The government may be debating the imposition of a Tobin-like tax as a measure to reduce exchange rate volatility and stem short-term capital inflows.
The Tobin tax, first proposed by Nobel laureate James Tobin in 1972, is a sales tax on cross-border currency trades, aimed at discouraging speculation by making currency trading more costly.
The possible introduction of such a tax was hinted at by industrialist and Rajya Sabha Member of Parliament Rahul Bajaj who claimed that Finance Minister P Chidambaram had told him last week that the government was in the process of "doing something" about the exchange rate.
Speaking at the India Economic Summit here today, Bajaj said that during discussions on the Appropriation Bill (which gives the government the authority to incur expenditure from the Consolidated Fund of India), some MPs had suggested the imposition of a Tobin Tax to reduce exchange rate volatility.
Chidambaram had to sit there even as 19 people spoke. Even though I am not part of the government, I also spoke. Among other things, the issue of the exchange rate of the rupee was also raised, Bajaj said.
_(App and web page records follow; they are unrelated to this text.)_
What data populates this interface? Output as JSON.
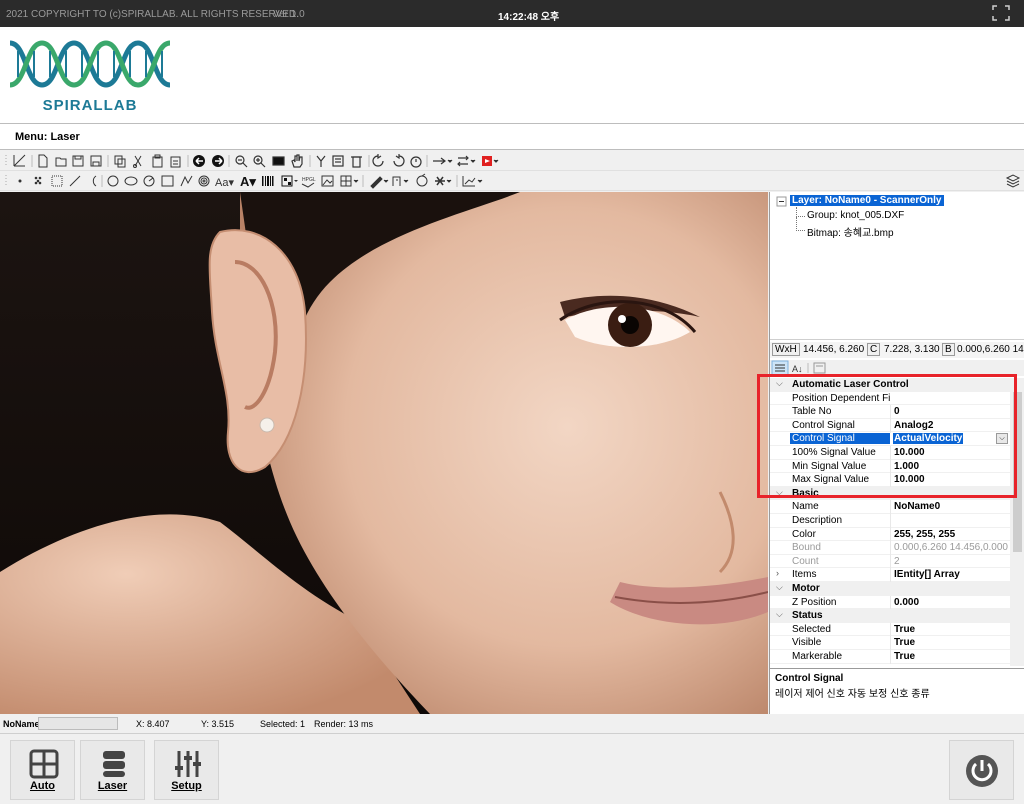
{
  "topbar": {
    "copyright": "2021 COPYRIGHT TO (c)SPIRALLAB. ALL RIGHTS RESERVED.",
    "version": "Ver 1.0",
    "clock": "14:22:48 오후",
    "fullscreen_icon": "fullscreen-icon"
  },
  "logo": {
    "brand": "SPIRALLAB",
    "colors": {
      "teal": "#1d7a96",
      "green": "#3aa86b"
    }
  },
  "menu": {
    "label": "Menu: Laser"
  },
  "tree": {
    "root": "Layer: NoName0 - ScannerOnly",
    "children": [
      "Group: knot_005.DXF",
      "Bitmap: 송혜교.bmp"
    ]
  },
  "boxbar": {
    "wxh_label": "WxH",
    "wxh": "14.456, 6.260",
    "c_label": "C",
    "c": "7.228, 3.130",
    "b_label": "B",
    "b": "0.000,6.260 14"
  },
  "grid": {
    "alc": {
      "title": "Automatic Laser Control",
      "rows": [
        {
          "k": "Position Dependent Fi",
          "v": ""
        },
        {
          "k": "Table No",
          "v": "0"
        },
        {
          "k": "Control Signal",
          "v": "Analog2"
        },
        {
          "k": "Control Signal",
          "v": "ActualVelocity"
        },
        {
          "k": "100% Signal Value",
          "v": "10.000"
        },
        {
          "k": "Min Signal Value",
          "v": "1.000"
        },
        {
          "k": "Max Signal Value",
          "v": "10.000"
        }
      ]
    },
    "basic": {
      "title": "Basic",
      "rows": [
        {
          "k": "Name",
          "v": "NoName0"
        },
        {
          "k": "Description",
          "v": ""
        },
        {
          "k": "Color",
          "v": "255, 255, 255"
        },
        {
          "k": "Bound",
          "v": "0.000,6.260 14.456,0.000"
        },
        {
          "k": "Count",
          "v": "2"
        },
        {
          "k": "Items",
          "v": "IEntity[] Array"
        }
      ]
    },
    "motor": {
      "title": "Motor",
      "rows": [
        {
          "k": "Z Position",
          "v": "0.000"
        }
      ]
    },
    "status": {
      "title": "Status",
      "rows": [
        {
          "k": "Selected",
          "v": "True"
        },
        {
          "k": "Visible",
          "v": "True"
        },
        {
          "k": "Markerable",
          "v": "True"
        }
      ]
    }
  },
  "help": {
    "title": "Control Signal",
    "desc": "레이저 제어 신호 자동 보정 신호 종류"
  },
  "status": {
    "name": "NoName",
    "x": "X: 8.407",
    "y": "Y: 3.515",
    "selected": "Selected: 1",
    "render": "Render: 13 ms"
  },
  "nav": {
    "auto": "Auto",
    "laser": "Laser",
    "setup": "Setup"
  },
  "accent": {
    "selection": "#0a64d4",
    "highlight_box": "#e8232a"
  }
}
When a Tobin-like tax was suggested, the finance minister did not answer. He answered every question, but he did not talk about the exchange rate, Bajaj said.
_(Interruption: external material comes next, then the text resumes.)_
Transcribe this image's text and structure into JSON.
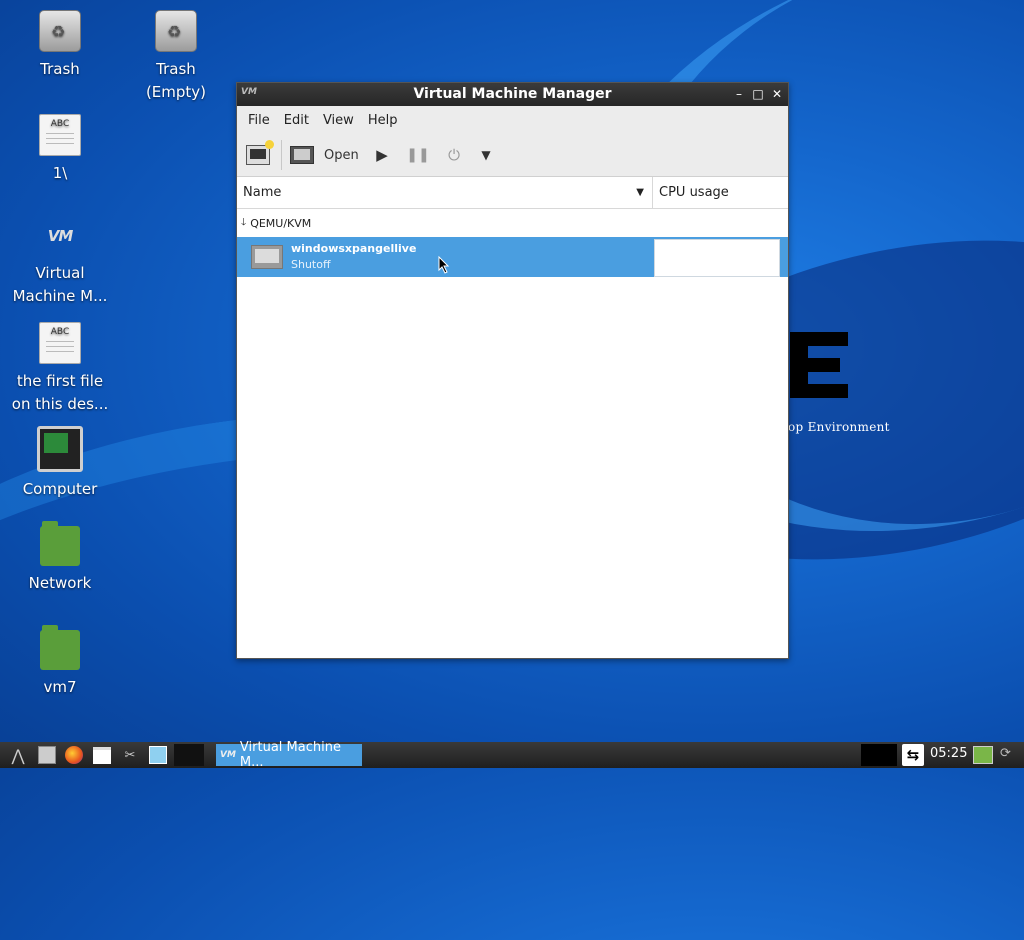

Later when Bajaj asked Chidambaram why he did not respond to the question on the exchange rate, the finance minister reportedly told him, "You know what happened in Thailand when something similar was announced? The market fell. I could not have answered anything regarding this on the floor of the House. We are in the process of doing something.
Huge capital inflows have seen the rupee appreciate 15 per cent the dollar since October 2006 and caused significant job losses in export-oriented industries such as textiles and handicrafts.
The government has already announced three relief packages for exporters as a result, but experts predicted a further strengthening of the rupee if capital inflows do not abate.
Net capital inflows between April and June 2007-08 stood at $ 15.26 billion, a 44.5 per cent growth over $ 10.56 million in the same period last year.
For full year 2006-07, net capital inflows stood at $ 44.94 billion, according to the RBI. The rupee currently hovers at Rs 39.50 to a dollar from Rs 45 just six months ago.
Prime Minister Manmohan Singh is also believed to be concerned over the strengthening rupee. Various views have been discussed within government on the imposition of a forex-stabilising tax but a consensus is yet to emerge.